cost. The first step of our procedure consists of searching for Lagrangian points belonging
to bodies other than the investigated one, that are contained within the interpolation kernel
of the current point. If there are no “foreign” particles in the kernel then no modification is
needed. It is then assumed that the interaction physics are appropriately resolved by the fluid
field in between bodies. Otherwise, the collision framework takes over, since the evaluation of
**F***ext* is “contaminated” by the interior fluid of a neighbouring body. Subsequently, the forces
on the Lagrangian point from the fluid are disregarded and a collision force, coming from a
quadratic potential energy [73], is used instead. The threshold to deactivate the forces from
the fluid can be either the boundaries of the interpolation kernel or user specified according
to the case. This technique is named by us particle in kernel (PIK) and resolves very accurately
colliding bodies (more in Appendix B). We would like to highlight that the actual IBM
algo-rithm is not affected by the PIK technique, but only the evaluation of**F***ext*. Certainly, the PIK
technique has limitations for very high hematocrit in combination with coarse meshes, where

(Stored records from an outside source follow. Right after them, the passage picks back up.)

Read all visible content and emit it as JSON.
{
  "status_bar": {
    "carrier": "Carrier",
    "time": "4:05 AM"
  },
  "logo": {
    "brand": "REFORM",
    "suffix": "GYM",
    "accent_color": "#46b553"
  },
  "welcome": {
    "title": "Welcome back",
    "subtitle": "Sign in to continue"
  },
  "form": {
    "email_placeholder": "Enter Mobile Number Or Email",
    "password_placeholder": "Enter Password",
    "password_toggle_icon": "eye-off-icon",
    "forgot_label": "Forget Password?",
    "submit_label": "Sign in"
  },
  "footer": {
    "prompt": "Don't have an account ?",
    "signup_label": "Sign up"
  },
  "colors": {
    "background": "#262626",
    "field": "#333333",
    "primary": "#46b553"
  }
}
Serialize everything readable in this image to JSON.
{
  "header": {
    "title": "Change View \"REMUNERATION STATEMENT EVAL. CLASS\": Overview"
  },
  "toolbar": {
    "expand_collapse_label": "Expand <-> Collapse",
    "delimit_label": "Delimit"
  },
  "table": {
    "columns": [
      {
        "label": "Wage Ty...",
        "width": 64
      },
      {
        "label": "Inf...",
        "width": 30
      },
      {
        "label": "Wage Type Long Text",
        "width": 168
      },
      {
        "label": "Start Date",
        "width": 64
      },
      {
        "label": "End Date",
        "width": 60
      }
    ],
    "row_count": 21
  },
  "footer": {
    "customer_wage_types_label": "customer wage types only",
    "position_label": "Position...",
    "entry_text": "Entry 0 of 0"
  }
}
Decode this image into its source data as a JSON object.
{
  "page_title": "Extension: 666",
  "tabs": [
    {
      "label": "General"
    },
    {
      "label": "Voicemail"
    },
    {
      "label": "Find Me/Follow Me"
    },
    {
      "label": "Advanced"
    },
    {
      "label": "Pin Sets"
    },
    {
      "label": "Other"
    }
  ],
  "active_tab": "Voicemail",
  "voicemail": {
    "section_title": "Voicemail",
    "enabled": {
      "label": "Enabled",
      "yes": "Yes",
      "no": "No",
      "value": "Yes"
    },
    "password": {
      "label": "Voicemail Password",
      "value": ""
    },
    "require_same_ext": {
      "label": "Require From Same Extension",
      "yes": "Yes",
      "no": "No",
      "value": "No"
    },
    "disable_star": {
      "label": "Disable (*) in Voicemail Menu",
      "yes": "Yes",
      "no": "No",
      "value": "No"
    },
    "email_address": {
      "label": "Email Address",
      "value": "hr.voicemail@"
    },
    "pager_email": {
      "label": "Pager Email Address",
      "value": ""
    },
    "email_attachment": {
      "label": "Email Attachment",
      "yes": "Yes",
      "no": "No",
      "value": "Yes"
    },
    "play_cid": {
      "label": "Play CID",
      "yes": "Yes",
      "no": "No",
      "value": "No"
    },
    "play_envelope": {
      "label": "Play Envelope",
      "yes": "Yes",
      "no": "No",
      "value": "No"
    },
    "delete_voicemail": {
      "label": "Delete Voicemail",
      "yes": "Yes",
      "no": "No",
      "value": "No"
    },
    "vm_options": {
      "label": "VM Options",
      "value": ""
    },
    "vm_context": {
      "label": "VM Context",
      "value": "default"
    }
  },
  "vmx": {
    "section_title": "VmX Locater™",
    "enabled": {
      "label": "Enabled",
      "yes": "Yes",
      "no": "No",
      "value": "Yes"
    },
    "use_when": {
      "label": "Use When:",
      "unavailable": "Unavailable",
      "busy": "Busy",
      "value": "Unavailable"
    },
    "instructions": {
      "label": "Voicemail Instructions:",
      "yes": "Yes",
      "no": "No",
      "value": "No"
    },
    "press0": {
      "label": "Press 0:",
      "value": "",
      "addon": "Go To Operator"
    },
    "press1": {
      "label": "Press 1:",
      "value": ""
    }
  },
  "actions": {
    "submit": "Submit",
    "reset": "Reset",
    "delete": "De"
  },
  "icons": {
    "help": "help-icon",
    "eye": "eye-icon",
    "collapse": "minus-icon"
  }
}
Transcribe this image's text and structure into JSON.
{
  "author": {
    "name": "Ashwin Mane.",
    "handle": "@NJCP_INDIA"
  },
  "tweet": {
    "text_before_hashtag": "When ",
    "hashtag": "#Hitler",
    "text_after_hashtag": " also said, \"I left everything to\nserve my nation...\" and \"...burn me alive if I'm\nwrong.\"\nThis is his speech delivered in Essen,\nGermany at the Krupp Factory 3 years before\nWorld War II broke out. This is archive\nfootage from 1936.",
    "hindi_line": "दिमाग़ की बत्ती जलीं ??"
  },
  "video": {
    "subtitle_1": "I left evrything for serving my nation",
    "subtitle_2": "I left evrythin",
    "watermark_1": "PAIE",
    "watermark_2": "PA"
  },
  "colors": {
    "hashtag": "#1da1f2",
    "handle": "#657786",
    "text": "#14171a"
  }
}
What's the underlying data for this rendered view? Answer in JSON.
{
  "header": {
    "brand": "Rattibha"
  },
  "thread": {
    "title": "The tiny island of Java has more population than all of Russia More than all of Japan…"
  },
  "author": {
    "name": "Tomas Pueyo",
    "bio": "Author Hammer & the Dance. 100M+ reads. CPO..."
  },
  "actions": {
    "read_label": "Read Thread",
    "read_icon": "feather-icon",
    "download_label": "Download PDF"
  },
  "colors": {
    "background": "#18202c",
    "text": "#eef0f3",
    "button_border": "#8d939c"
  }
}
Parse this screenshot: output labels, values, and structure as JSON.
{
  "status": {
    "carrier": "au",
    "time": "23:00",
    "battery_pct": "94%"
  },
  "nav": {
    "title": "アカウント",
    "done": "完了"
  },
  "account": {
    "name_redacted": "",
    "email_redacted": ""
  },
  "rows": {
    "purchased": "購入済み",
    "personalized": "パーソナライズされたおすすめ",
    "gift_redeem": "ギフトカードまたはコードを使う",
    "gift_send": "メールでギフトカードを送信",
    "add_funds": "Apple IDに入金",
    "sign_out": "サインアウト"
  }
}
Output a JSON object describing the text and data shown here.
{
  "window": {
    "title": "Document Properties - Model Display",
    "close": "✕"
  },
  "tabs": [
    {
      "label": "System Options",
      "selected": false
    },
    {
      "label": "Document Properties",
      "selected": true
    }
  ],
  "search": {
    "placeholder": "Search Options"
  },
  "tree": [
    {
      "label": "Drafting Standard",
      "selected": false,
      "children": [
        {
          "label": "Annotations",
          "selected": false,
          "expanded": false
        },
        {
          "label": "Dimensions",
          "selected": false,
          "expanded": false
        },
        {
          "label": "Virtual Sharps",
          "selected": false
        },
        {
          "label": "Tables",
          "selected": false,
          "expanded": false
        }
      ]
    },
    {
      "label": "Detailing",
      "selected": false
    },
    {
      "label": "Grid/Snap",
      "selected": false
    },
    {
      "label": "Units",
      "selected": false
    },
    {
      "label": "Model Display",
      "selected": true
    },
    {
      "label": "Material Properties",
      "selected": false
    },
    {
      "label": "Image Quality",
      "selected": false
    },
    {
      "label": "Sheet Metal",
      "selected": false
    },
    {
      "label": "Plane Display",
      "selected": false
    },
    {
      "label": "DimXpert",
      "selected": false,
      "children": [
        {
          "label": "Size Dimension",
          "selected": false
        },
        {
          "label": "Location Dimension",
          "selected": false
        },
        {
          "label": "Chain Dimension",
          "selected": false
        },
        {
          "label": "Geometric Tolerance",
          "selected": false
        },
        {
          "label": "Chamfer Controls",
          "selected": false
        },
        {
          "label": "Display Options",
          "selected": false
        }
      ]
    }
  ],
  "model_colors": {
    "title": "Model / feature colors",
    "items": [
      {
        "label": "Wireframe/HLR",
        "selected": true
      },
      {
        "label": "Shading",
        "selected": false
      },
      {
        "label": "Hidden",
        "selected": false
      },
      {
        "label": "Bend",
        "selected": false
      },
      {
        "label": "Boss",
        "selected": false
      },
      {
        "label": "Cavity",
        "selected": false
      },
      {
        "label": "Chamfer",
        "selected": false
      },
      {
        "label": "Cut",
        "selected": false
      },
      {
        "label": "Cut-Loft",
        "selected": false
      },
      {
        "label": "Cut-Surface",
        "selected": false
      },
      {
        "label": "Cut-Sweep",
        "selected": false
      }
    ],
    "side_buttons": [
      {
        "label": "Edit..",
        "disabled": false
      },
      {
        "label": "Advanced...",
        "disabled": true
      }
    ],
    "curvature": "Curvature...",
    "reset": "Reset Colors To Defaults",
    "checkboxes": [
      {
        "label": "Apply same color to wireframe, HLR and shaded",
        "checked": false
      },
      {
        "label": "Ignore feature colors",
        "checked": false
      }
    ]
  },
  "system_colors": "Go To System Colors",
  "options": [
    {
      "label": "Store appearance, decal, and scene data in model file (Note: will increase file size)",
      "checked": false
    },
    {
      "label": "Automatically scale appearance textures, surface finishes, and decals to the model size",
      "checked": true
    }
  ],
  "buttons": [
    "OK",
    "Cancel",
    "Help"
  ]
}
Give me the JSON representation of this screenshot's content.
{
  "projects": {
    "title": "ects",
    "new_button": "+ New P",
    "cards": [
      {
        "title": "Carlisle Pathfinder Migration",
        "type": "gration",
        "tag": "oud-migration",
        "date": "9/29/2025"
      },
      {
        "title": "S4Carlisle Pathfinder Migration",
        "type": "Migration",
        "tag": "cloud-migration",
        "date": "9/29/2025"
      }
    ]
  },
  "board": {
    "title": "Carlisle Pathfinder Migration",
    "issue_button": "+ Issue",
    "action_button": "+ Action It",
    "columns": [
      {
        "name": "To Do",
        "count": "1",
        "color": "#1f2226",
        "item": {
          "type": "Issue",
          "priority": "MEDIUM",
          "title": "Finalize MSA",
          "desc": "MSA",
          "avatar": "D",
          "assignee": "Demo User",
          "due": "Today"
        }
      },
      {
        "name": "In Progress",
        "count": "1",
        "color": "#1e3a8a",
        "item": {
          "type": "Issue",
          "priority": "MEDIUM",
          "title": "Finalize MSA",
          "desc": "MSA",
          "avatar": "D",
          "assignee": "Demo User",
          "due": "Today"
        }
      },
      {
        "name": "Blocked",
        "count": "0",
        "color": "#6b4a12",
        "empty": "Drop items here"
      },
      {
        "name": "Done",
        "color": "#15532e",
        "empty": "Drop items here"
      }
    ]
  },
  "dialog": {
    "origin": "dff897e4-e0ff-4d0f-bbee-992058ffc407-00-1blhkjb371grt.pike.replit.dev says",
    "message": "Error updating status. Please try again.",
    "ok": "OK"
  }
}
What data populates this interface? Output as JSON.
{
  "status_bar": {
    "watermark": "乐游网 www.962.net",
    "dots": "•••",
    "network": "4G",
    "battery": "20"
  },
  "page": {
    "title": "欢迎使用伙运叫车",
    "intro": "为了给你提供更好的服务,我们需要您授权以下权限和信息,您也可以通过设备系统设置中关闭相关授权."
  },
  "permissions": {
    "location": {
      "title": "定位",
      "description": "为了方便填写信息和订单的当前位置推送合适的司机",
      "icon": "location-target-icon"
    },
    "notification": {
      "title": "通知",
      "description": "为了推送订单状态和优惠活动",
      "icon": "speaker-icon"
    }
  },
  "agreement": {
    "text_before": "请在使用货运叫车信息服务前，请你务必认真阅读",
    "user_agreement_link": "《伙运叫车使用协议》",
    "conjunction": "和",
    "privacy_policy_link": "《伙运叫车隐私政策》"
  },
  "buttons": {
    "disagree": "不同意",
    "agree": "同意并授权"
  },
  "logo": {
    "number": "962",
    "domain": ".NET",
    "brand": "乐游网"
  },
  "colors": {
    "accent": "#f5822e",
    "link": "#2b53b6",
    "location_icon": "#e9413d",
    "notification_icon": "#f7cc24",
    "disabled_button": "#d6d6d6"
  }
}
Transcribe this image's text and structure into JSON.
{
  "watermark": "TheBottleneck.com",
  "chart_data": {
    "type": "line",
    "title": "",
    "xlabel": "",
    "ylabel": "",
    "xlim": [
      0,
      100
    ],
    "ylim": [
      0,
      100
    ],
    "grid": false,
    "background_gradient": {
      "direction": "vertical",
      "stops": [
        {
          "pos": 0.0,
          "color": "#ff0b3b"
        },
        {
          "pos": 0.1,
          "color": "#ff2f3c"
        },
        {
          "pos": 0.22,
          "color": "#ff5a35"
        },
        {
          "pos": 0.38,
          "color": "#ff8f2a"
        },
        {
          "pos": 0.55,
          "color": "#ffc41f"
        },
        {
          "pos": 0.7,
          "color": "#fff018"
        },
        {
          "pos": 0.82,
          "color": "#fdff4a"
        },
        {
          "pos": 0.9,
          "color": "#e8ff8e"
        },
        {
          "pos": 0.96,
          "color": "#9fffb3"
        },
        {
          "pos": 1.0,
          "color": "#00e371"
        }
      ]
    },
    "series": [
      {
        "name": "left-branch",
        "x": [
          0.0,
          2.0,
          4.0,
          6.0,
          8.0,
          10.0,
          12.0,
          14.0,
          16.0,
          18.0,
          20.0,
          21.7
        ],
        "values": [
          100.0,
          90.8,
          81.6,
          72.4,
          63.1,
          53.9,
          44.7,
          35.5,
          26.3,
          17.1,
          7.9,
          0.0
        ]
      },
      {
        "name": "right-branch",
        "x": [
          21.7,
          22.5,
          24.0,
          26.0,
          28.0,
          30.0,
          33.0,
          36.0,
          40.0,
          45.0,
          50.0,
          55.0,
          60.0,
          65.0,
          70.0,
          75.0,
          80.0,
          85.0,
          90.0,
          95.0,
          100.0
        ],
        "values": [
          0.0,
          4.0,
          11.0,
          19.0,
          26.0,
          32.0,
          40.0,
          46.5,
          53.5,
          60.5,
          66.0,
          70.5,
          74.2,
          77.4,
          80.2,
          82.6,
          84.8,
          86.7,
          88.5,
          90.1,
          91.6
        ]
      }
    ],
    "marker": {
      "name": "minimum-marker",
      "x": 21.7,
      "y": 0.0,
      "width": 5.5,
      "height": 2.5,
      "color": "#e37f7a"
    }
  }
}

the majority of the interpolation kernels could possibly become “contaminated” by foreign
particles, i.e. the motion of many membrane vertices will be determined by the collision force,